“What a shit week!”
Catherine Cawood has foundations sunk so deep the bottom is warm but even she couldn’t fail to be rattled by the horrific onslaught of stalkers, stumbled upon murder-suicides, grandparental responsibility and this twat.
I’m going to spare you a full essay on why Happy Valley is really a western, but suffice to say it has never been clearer than in this episode, where she and Frances passed like gunfighters in a duel.
It’s to Happy Valley‘s credit that despite putting Catherine so often in the right, it doesn’t present her as faultless, personally or professionally. If she were perfect, she’d have spotted the damaged car. But she’s not, which means we got that gloriously drawn-out shot in which it dawns on her what’s happened here and what the life she is saving will be like in the future.
Both scenes between Sarah Lancashire and Susan Lynch were some of the best things this series has ever done. Amazing when she read her her rights, amazing when she left her card. All the 10s.
John was allowed one brief ‘got away with it’ face this week before a descent that was swift and total. And literal. Although it was almost farcical in parts, it seemed in character for this twat.
Yep, John was John to the last, revealing that he’d talked 17 people out of the thing he was threatening to do without a single death. Except that one, before I got there anyway. You know, not his fault.
After already going ‘Full McNulty’ he went ‘Full Carver’ in the car, revealing that, despite everything, he still did not think he was to blame for any of this. (“Why me?”)
After showing us John would never take responsibility for his actions so would inevitably jump off that bridge, the series went about persuading us that Catherine was probably on it. Despite being, for once, out of her depth.
Then, just as we all thought she’d only gone and done it, he went over the edge with another of Kevin Doyle’s pitch-perfect facial expressions. Give the man a Bafta nomination.
There was something refreshingly anticlimactic about the Frances Drummond story. Yes, we could have gone down the hinted road of fire and threatened lives but instead, despite exuding menace from the get-go – and being full-on scary with near supernatural whispers (“Think about Ryan.”) – Frances was defeated by nothing more than a by-the-book arrest and a reality check on the membership numbers in the Tommy Lee Royce Fan club. She was all about the psychological damage inflicted on the Cawood family. You know, the proper scary stuff.
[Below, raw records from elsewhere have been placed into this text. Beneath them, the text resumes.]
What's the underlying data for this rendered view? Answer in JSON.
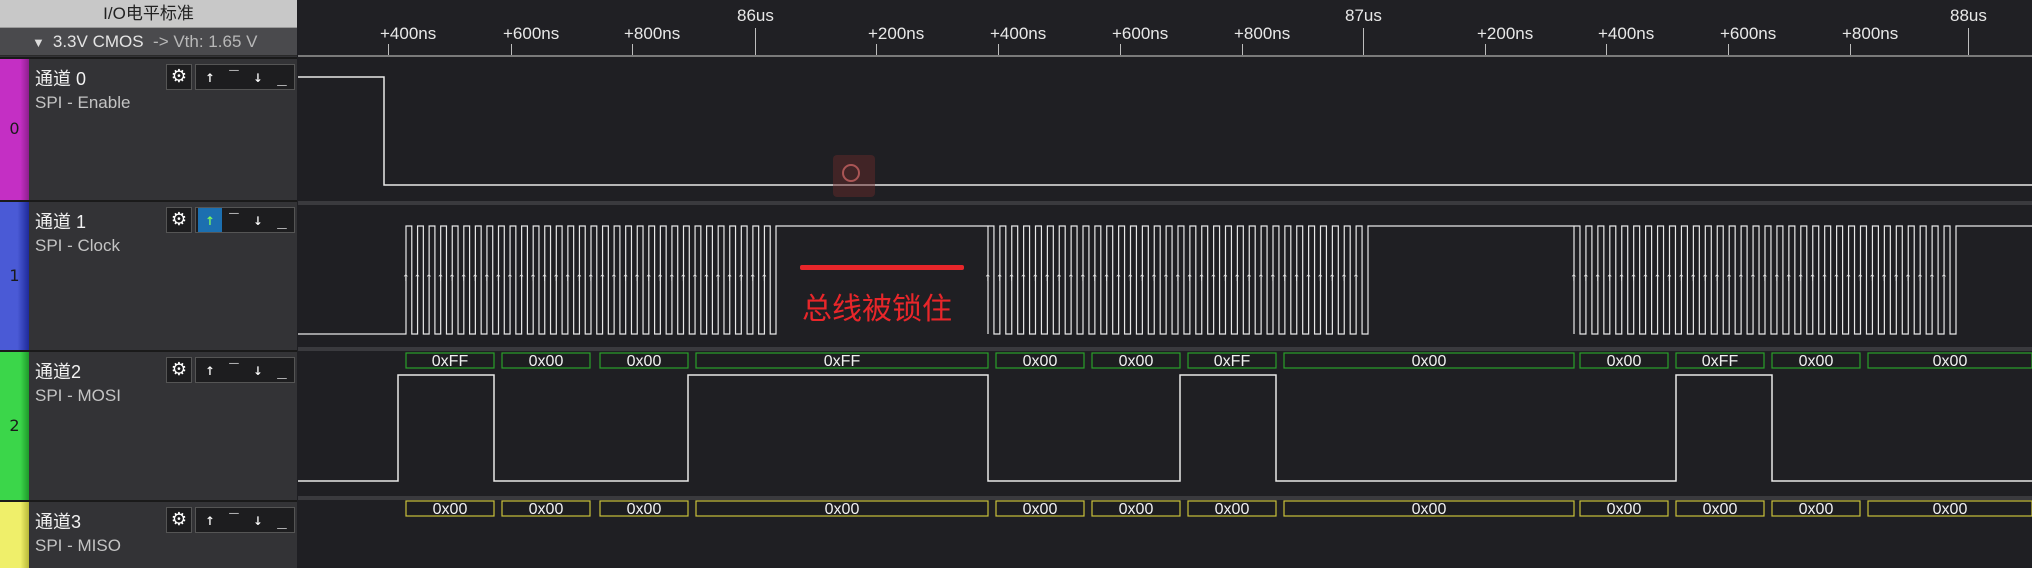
{
  "io_header": "I/O电平标准",
  "io_mode": {
    "standard": "3.3V CMOS",
    "vth": "-> Vth: 1.65 V"
  },
  "timeline": {
    "ticks": [
      {
        "label": "+400ns",
        "kind": "minor"
      },
      {
        "label": "+600ns",
        "kind": "minor"
      },
      {
        "label": "+800ns",
        "kind": "minor"
      },
      {
        "label": "86us",
        "kind": "major"
      },
      {
        "label": "+200ns",
        "kind": "minor"
      },
      {
        "label": "+400ns",
        "kind": "minor"
      },
      {
        "label": "+600ns",
        "kind": "minor"
      },
      {
        "label": "+800ns",
        "kind": "minor"
      },
      {
        "label": "87us",
        "kind": "major"
      },
      {
        "label": "+200ns",
        "kind": "minor"
      },
      {
        "label": "+400ns",
        "kind": "minor"
      },
      {
        "label": "+600ns",
        "kind": "minor"
      },
      {
        "label": "+800ns",
        "kind": "minor"
      },
      {
        "label": "88us",
        "kind": "major"
      }
    ]
  },
  "channels": [
    {
      "name": "通道 0",
      "protocol": "SPI - Enable",
      "index": "0",
      "color": "#c42fc4",
      "trigger_active": false
    },
    {
      "name": "通道 1",
      "protocol": "SPI - Clock",
      "index": "1",
      "color": "#3a49c8",
      "trigger_active": true
    },
    {
      "name": "通道2",
      "protocol": "SPI - MOSI",
      "index": "2",
      "color": "#3bd64a",
      "trigger_active": false
    },
    {
      "name": "通道3",
      "protocol": "SPI - MISO",
      "index": "3",
      "color": "#ecec5a",
      "trigger_active": false
    }
  ],
  "icons": {
    "settings": "gear-icon",
    "rising": "rising-edge-icon",
    "high": "high-level-icon",
    "falling": "falling-edge-icon",
    "low": "low-level-icon"
  },
  "mosi_bytes": [
    "0xFF",
    "0x00",
    "0x00",
    "0xFF",
    "0x00",
    "0x00",
    "0xFF",
    "0x00",
    "0x00",
    "0xFF",
    "0x00",
    "0x00"
  ],
  "miso_bytes": [
    "0x00",
    "0x00",
    "0x00",
    "0x00",
    "0x00",
    "0x00",
    "0x00",
    "0x00",
    "0x00",
    "0x00",
    "0x00",
    "0x00"
  ],
  "annotation": "总线被锁住",
  "colors": {
    "decode_mosi": "#2aa02a",
    "decode_miso": "#c9c03a",
    "annotation": "#e8262a",
    "waveform": "#e8e8e8"
  }
}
Good choice, I think.
The very mention of Winnie’s name stabbed a fear dagger through me and I had to check the clock to see if there was still time for it all to go wrong for her. But it seems that all’s well (within the parameters of this being Happy Valley) and ‘Ryan kicking a ball up her wall’ replaces ‘possible assassination by organised crime lords’ as top of the list of things Winnie has to worry about.
So, it all worked out alright in the end. Of course not, but this is Happy Valley. Anything could be round the corner. Another series, whenever that might come, would be most welcome.
The big questions and other assorted thoughts
The BBC continuity announcer was proper breathless about this. Are they like that with everything?
Another reminder of the previously little-discussed repercussions of not erasing numbers you don’t use from your phone. Let’s get it done people.
What now for a Tuesday night? Badminton? Chess Club? Somewhere must have a quiz on, surely?
I’ll be blogging Game of Thrones when it starts at the end of April. Please join me.2580 Views
Hannah Dunleavy is the deputy editor of Standard Issue. She likes whisky and not having to run anywhere.